**Exercise**. This exercise needs the listing below duplicated exactly.

START Dataset excerpts

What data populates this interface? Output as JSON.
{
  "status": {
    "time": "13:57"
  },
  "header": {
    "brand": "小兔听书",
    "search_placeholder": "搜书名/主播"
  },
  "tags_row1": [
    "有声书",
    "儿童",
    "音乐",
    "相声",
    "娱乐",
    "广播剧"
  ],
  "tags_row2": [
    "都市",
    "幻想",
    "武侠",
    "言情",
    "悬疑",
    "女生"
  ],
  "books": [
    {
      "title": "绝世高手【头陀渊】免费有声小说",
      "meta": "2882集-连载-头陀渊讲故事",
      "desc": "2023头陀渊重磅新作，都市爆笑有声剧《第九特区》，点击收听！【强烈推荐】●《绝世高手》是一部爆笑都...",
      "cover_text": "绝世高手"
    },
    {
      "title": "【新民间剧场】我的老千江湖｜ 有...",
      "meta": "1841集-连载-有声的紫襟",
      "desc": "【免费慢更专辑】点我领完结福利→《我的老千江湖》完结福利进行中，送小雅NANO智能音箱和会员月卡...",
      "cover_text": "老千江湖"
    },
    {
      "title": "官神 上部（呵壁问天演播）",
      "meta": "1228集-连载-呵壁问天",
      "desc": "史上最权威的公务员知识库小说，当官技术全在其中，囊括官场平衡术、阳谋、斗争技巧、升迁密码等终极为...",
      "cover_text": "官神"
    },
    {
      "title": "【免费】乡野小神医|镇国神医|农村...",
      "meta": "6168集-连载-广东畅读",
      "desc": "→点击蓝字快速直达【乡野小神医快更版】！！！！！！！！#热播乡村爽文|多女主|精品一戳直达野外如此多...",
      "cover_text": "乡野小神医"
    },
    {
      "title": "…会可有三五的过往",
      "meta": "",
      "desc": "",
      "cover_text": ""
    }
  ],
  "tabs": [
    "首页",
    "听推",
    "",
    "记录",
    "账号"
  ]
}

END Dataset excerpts

**Response to this exercise**.
What data populates this interface? Output as JSON.
{
  "status": {
    "time": "13:57"
  },
  "header": {
    "brand": "小兔听书",
    "search_placeholder": "搜书名/主播"
  },
  "tags_row1": [
    "有声书",
    "儿童",
    "音乐",
    "相声",
    "娱乐",
    "广播剧"
  ],
  "tags_row2": [
    "都市",
    "幻想",
    "武侠",
    "言情",
    "悬疑",
    "女生"
  ],
  "books": [
    {
      "title": "绝世高手【头陀渊】免费有声小说",
      "meta": "2882集-连载-头陀渊讲故事",
      "desc": "2023头陀渊重磅新作，都市爆笑有声剧《第九特区》，点击收听！【强烈推荐】●《绝世高手》是一部爆笑都...",
      "cover_text": "绝世高手"
    },
    {
      "title": "【新民间剧场】我的老千江湖｜ 有...",
      "meta": "1841集-连载-有声的紫襟",
      "desc": "【免费慢更专辑】点我领完结福利→《我的老千江湖》完结福利进行中，送小雅NANO智能音箱和会员月卡...",
      "cover_text": "老千江湖"
    },
    {
      "title": "官神 上部（呵壁问天演播）",
      "meta": "1228集-连载-呵壁问天",
      "desc": "史上最权威的公务员知识库小说，当官技术全在其中，囊括官场平衡术、阳谋、斗争技巧、升迁密码等终极为...",
      "cover_text": "官神"
    },
    {
      "title": "【免费】乡野小神医|镇国神医|农村...",
      "meta": "6168集-连载-广东畅读",
      "desc": "→点击蓝字快速直达【乡野小神医快更版】！！！！！！！！#热播乡村爽文|多女主|精品一戳直达野外如此多...",
      "cover_text": "乡野小神医"
    },
    {
      "title": "…会可有三五的过往",
      "meta": "",
      "desc": "",
      "cover_text": ""
    }
  ],
  "tabs": [
    "首页",
    "听推",
    "",
    "记录",
    "账号"
  ]
}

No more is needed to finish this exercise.